What to produce: Every line of the material that follows must be printed again exactly.

Data to process:

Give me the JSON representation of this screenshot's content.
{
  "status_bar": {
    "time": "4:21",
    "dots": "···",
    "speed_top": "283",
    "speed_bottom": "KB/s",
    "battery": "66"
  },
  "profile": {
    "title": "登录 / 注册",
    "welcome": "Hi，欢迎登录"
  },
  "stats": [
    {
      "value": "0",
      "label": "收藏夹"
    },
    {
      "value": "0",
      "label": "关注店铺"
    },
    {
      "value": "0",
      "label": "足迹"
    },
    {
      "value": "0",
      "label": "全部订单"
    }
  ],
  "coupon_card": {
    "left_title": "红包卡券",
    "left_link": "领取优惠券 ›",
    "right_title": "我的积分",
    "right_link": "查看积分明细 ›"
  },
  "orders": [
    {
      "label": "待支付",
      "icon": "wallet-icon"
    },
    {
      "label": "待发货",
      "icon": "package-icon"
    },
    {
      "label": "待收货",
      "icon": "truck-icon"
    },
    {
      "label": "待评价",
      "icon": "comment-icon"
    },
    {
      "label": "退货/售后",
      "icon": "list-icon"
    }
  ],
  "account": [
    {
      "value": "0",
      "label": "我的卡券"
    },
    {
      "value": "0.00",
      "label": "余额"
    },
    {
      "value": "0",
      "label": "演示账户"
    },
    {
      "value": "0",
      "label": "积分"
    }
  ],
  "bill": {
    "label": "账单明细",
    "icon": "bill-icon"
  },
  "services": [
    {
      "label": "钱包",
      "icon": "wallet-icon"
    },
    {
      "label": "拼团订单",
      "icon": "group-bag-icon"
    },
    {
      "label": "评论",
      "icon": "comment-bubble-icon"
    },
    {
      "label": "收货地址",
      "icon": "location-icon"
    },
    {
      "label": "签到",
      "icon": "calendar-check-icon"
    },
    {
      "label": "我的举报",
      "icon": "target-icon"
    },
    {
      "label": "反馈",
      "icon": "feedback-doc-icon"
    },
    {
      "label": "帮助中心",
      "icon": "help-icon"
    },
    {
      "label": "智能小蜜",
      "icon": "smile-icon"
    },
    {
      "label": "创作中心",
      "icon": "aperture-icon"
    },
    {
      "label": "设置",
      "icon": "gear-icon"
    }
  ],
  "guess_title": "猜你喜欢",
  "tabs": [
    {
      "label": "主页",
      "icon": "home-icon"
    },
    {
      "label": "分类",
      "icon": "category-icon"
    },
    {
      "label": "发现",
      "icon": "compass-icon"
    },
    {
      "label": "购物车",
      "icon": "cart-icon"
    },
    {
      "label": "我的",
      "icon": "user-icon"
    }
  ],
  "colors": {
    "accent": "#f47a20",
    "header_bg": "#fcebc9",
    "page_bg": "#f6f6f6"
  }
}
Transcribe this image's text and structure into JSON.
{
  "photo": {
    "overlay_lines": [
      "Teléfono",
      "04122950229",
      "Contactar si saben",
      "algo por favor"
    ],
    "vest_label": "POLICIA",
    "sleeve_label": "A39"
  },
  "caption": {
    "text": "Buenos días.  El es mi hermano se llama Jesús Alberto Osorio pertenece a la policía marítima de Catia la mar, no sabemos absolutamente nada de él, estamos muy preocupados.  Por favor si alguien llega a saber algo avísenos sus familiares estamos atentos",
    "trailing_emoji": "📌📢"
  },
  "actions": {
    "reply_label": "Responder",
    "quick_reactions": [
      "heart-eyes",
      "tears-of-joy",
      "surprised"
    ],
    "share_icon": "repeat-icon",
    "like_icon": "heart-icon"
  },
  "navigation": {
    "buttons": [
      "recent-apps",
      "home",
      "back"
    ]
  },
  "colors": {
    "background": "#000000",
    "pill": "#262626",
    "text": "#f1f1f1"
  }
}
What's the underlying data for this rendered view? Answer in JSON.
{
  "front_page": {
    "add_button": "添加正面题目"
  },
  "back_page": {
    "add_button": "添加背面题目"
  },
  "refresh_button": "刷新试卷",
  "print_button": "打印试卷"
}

Response to this exercise:
Give me the JSON representation of this screenshot's content.
{
  "status_bar": {
    "time": "4:21",
    "dots": "···",
    "speed_top": "283",
    "speed_bottom": "KB/s",
    "battery": "66"
  },
  "profile": {
    "title": "登录 / 注册",
    "welcome": "Hi，欢迎登录"
  },
  "stats": [
    {
      "value": "0",
      "label": "收藏夹"
    },
    {
      "value": "0",
      "label": "关注店铺"
    },
    {
      "value": "0",
      "label": "足迹"
    },
    {
      "value": "0",
      "label": "全部订单"
    }
  ],
  "coupon_card": {
    "left_title": "红包卡券",
    "left_link": "领取优惠券 ›",
    "right_title": "我的积分",
    "right_link": "查看积分明细 ›"
  },
  "orders": [
    {
      "label": "待支付",
      "icon": "wallet-icon"
    },
    {
      "label": "待发货",
      "icon": "package-icon"
    },
    {
      "label": "待收货",
      "icon": "truck-icon"
    },
    {
      "label": "待评价",
      "icon": "comment-icon"
    },
    {
      "label": "退货/售后",
      "icon": "list-icon"
    }
  ],
  "account": [
    {
      "value": "0",
      "label": "我的卡券"
    },
    {
      "value": "0.00",
      "label": "余额"
    },
    {
      "value": "0",
      "label": "演示账户"
    },
    {
      "value": "0",
      "label": "积分"
    }
  ],
  "bill": {
    "label": "账单明细",
    "icon": "bill-icon"
  },
  "services": [
    {
      "label": "钱包",
      "icon": "wallet-icon"
    },
    {
      "label": "拼团订单",
      "icon": "group-bag-icon"
    },
    {
      "label": "评论",
      "icon": "comment-bubble-icon"
    },
    {
      "label": "收货地址",
      "icon": "location-icon"
    },
    {
      "label": "签到",
      "icon": "calendar-check-icon"
    },
    {
      "label": "我的举报",
      "icon": "target-icon"
    },
    {
      "label": "反馈",
      "icon": "feedback-doc-icon"
    },
    {
      "label": "帮助中心",
      "icon": "help-icon"
    },
    {
      "label": "智能小蜜",
      "icon": "smile-icon"
    },
    {
      "label": "创作中心",
      "icon": "aperture-icon"
    },
    {
      "label": "设置",
      "icon": "gear-icon"
    }
  ],
  "guess_title": "猜你喜欢",
  "tabs": [
    {
      "label": "主页",
      "icon": "home-icon"
    },
    {
      "label": "分类",
      "icon": "category-icon"
    },
    {
      "label": "发现",
      "icon": "compass-icon"
    },
    {
      "label": "购物车",
      "icon": "cart-icon"
    },
    {
      "label": "我的",
      "icon": "user-icon"
    }
  ],
  "colors": {
    "accent": "#f47a20",
    "header_bg": "#fcebc9",
    "page_bg": "#f6f6f6"
  }
}
Transcribe this image's text and structure into JSON.
{
  "photo": {
    "overlay_lines": [
      "Teléfono",
      "04122950229",
      "Contactar si saben",
      "algo por favor"
    ],
    "vest_label": "POLICIA",
    "sleeve_label": "A39"
  },
  "caption": {
    "text": "Buenos días.  El es mi hermano se llama Jesús Alberto Osorio pertenece a la policía marítima de Catia la mar, no sabemos absolutamente nada de él, estamos muy preocupados.  Por favor si alguien llega a saber algo avísenos sus familiares estamos atentos",
    "trailing_emoji": "📌📢"
  },
  "actions": {
    "reply_label": "Responder",
    "quick_reactions": [
      "heart-eyes",
      "tears-of-joy",
      "surprised"
    ],
    "share_icon": "repeat-icon",
    "like_icon": "heart-icon"
  },
  "navigation": {
    "buttons": [
      "recent-apps",
      "home",
      "back"
    ]
  },
  "colors": {
    "background": "#000000",
    "pill": "#262626",
    "text": "#f1f1f1"
  }
}
What's the underlying data for this rendered view? Answer in JSON.
{
  "front_page": {
    "add_button": "添加正面题目"
  },
  "back_page": {
    "add_button": "添加背面题目"
  },
  "refresh_button": "刷新试卷",
  "print_button": "打印试卷"
}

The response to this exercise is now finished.